Entries from a dataset of interfaces
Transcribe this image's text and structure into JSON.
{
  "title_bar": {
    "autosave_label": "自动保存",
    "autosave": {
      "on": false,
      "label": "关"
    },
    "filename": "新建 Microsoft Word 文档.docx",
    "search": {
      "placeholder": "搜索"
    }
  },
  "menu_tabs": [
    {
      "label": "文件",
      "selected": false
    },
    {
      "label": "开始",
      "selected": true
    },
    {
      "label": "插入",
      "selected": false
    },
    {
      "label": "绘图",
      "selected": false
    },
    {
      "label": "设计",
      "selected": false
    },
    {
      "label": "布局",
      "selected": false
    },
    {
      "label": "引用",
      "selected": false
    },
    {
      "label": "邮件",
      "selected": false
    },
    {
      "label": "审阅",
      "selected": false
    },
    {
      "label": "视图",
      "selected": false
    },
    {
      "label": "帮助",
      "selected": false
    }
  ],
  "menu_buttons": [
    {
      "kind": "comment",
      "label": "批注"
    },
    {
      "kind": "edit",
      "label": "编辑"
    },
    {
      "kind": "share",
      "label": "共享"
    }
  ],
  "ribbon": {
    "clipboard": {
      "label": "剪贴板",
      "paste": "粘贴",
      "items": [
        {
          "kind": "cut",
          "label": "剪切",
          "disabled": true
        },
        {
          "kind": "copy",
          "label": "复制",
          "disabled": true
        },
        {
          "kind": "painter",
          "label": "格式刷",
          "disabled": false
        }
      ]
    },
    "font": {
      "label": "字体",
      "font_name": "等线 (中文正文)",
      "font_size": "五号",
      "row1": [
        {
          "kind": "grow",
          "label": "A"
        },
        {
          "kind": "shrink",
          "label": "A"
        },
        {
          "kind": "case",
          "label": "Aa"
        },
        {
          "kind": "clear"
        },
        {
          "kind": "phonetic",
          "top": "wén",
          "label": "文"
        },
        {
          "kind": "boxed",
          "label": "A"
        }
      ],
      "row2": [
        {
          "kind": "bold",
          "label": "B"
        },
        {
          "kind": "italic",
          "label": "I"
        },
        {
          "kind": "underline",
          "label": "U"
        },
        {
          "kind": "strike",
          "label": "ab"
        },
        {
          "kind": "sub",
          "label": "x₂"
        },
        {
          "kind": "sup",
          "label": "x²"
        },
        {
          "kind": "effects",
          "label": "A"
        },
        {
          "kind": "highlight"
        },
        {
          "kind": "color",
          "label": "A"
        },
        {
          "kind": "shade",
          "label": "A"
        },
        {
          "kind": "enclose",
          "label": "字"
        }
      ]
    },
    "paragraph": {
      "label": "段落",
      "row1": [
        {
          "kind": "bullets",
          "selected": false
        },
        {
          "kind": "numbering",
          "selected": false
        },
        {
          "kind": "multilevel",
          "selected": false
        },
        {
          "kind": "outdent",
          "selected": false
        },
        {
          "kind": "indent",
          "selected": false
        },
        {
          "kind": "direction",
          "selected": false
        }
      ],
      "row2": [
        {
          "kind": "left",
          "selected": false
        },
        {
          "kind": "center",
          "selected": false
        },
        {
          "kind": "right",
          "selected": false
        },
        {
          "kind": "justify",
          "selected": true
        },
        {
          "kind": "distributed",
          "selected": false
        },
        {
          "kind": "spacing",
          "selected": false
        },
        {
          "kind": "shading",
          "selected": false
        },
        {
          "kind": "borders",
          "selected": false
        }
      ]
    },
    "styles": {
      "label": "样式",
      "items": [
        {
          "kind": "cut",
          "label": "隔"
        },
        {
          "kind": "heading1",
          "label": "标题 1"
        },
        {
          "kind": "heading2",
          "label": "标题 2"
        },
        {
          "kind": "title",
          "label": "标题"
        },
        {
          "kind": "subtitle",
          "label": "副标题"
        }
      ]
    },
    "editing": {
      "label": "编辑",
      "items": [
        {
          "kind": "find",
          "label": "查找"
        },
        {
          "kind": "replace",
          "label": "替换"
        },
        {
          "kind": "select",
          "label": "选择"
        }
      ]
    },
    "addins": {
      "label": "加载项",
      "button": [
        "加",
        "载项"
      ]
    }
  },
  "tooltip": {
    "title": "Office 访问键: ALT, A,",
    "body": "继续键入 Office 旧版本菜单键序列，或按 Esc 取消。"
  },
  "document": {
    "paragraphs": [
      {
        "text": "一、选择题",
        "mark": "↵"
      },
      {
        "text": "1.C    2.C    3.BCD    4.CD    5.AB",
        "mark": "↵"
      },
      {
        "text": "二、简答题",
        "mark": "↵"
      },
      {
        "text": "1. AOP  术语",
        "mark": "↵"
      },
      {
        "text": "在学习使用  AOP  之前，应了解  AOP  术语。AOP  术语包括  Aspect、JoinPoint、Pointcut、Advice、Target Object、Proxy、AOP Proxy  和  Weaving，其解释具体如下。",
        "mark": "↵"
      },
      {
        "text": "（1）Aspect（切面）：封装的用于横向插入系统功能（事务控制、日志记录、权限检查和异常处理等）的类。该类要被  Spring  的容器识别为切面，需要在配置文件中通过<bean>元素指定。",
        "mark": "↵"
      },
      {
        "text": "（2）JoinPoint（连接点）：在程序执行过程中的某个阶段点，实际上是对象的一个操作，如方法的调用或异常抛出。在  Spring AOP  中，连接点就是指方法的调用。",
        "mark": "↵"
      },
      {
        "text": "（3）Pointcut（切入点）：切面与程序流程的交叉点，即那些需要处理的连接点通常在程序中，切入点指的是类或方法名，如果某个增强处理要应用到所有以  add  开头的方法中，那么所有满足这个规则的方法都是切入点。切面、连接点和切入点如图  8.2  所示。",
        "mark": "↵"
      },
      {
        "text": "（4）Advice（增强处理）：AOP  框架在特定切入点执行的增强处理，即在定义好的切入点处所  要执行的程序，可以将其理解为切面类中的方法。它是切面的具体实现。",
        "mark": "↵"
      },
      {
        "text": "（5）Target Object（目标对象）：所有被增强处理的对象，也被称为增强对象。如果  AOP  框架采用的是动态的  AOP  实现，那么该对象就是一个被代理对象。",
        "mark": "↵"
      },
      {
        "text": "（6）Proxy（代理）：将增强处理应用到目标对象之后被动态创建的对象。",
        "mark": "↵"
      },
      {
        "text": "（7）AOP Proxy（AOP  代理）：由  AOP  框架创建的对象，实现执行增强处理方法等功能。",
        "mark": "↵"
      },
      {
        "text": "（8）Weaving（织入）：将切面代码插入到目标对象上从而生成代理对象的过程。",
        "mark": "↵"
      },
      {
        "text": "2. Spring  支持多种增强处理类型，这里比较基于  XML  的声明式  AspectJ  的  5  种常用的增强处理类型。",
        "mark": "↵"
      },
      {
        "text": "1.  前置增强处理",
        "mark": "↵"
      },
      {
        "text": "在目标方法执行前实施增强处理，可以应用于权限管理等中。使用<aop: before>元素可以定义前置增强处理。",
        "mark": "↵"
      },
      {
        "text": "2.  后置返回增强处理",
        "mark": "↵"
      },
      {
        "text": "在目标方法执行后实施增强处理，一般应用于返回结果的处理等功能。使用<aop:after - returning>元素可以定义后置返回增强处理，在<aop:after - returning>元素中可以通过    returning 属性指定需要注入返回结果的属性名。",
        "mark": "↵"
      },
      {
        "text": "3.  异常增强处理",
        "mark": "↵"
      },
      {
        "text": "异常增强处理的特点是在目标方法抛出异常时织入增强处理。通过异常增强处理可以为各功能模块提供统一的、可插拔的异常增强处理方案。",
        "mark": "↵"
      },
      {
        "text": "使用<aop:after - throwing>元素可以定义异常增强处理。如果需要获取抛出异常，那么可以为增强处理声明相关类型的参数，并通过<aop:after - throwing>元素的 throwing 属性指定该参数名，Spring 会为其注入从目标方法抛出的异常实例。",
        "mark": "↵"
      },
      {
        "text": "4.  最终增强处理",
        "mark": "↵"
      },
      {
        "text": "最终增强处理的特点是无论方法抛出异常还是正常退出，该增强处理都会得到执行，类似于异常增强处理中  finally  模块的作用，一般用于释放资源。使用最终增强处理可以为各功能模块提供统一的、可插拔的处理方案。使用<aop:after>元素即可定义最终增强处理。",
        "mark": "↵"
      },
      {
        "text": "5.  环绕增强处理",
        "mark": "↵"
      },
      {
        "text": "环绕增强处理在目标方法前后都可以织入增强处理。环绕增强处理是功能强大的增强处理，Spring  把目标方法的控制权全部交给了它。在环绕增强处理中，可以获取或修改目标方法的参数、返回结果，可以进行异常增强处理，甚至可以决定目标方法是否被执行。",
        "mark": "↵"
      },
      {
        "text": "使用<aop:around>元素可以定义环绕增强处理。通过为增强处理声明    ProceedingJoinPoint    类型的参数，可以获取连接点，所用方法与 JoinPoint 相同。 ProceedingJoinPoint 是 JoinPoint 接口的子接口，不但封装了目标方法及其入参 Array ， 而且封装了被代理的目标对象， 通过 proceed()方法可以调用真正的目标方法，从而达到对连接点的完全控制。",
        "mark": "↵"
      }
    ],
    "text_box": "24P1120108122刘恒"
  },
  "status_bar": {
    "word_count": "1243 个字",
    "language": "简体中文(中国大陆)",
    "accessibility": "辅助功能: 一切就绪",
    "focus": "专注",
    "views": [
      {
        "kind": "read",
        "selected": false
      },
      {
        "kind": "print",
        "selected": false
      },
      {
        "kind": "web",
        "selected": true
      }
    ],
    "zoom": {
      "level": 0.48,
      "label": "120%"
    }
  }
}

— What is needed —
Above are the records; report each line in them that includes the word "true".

— Task response —
      "selected": true
          "disabled": true
          "disabled": true
          "selected": true
        "selected": true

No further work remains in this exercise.